* [Problem to work on] The response must contain each line of the material that holds "name".
[Opening Data for processing section]
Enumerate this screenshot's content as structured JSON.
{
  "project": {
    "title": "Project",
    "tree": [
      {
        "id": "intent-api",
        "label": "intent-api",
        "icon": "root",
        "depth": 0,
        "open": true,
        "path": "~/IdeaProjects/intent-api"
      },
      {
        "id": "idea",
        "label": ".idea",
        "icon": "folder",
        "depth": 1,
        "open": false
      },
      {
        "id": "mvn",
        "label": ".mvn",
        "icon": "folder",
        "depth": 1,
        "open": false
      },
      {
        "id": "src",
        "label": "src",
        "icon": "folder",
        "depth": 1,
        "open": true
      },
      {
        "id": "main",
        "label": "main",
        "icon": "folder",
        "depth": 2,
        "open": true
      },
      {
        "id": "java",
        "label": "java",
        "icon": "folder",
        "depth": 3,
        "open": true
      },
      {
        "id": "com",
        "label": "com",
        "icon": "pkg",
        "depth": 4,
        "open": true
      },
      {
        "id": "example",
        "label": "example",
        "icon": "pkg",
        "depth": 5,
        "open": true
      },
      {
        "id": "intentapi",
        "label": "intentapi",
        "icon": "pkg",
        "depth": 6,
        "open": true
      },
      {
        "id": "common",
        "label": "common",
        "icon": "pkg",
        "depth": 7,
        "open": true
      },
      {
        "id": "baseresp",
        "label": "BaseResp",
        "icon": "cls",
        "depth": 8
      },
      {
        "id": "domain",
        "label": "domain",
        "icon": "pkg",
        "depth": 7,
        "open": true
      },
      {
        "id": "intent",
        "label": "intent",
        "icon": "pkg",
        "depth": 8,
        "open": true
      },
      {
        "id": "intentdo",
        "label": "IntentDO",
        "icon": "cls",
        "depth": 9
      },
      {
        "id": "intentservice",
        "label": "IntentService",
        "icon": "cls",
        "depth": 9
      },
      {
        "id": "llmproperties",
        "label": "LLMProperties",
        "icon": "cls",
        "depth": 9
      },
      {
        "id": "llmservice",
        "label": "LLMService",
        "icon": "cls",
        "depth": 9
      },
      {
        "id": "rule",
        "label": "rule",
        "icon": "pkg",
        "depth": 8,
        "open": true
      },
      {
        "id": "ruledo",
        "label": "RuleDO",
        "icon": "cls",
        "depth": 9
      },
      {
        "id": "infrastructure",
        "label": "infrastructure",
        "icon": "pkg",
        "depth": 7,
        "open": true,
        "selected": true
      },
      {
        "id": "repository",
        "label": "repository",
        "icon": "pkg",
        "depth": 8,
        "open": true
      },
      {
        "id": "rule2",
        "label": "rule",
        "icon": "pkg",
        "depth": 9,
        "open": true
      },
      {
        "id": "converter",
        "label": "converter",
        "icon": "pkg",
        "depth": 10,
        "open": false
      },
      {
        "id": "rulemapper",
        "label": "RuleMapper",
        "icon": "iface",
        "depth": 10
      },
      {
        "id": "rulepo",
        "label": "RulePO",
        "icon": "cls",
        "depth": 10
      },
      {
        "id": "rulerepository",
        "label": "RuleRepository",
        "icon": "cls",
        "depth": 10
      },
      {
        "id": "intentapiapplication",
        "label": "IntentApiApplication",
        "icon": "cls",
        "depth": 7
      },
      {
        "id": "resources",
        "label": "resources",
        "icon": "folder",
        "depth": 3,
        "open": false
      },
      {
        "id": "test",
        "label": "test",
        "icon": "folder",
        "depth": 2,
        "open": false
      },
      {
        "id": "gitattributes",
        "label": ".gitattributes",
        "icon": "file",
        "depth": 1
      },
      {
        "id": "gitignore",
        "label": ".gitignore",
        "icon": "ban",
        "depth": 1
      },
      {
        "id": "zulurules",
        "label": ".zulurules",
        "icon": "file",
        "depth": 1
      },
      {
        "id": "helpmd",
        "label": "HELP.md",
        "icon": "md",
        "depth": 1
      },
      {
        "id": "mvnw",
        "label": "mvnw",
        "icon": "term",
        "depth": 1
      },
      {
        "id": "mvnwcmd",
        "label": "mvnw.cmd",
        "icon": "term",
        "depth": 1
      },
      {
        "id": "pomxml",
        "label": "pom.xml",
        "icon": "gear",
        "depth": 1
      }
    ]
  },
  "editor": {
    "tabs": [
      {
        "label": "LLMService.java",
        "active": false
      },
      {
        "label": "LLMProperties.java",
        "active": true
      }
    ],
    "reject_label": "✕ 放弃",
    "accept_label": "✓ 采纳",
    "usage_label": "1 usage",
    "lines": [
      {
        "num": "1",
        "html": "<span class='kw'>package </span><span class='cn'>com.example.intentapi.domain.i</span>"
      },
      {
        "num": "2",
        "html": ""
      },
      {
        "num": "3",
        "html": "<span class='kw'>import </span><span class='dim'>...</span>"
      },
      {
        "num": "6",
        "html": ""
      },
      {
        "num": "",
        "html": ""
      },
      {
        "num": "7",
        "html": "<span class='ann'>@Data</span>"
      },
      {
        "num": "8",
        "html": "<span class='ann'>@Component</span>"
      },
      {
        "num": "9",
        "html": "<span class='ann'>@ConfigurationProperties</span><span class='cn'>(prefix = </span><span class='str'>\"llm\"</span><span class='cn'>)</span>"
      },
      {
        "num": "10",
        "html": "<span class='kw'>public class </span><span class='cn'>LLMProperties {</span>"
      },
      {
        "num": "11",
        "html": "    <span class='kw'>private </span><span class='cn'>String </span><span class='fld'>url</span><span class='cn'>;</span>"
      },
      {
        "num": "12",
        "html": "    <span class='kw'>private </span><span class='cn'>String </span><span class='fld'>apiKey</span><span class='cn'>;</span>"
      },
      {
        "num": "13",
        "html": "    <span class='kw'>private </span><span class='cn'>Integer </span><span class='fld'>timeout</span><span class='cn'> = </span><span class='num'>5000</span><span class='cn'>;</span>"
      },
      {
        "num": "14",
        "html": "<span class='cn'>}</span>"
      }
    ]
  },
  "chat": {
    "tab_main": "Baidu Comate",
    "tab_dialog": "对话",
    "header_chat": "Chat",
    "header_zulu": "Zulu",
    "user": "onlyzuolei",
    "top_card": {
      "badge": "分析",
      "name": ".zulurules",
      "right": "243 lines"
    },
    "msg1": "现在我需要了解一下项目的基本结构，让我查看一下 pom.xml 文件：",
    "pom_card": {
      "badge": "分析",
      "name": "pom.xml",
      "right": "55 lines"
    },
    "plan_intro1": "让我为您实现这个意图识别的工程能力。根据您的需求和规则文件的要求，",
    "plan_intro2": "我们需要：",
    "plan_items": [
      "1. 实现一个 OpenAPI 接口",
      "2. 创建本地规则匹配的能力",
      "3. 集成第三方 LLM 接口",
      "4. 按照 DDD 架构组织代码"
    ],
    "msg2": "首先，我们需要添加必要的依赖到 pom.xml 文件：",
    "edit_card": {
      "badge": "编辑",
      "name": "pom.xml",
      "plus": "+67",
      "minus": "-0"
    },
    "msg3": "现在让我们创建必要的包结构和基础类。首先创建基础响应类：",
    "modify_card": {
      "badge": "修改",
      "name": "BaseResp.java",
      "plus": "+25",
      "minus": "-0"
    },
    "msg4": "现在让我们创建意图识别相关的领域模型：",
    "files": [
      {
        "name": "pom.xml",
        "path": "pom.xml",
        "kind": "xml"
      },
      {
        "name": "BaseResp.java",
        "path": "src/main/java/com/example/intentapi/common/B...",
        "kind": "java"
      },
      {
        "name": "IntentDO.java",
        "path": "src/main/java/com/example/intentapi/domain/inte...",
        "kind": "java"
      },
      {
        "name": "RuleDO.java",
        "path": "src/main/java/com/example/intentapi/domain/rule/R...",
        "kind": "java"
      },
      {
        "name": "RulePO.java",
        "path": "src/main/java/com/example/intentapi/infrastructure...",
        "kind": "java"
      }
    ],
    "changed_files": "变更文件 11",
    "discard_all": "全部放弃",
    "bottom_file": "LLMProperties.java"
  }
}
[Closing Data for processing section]
* [Task answer]
      "name": ".zulurules",
      "name": "pom.xml",
      "name": "pom.xml",
      "name": "BaseResp.java",
        "name": "pom.xml",
        "name": "BaseResp.java",
        "name": "IntentDO.java",
        "name": "RuleDO.java",
        "name": "RulePO.java",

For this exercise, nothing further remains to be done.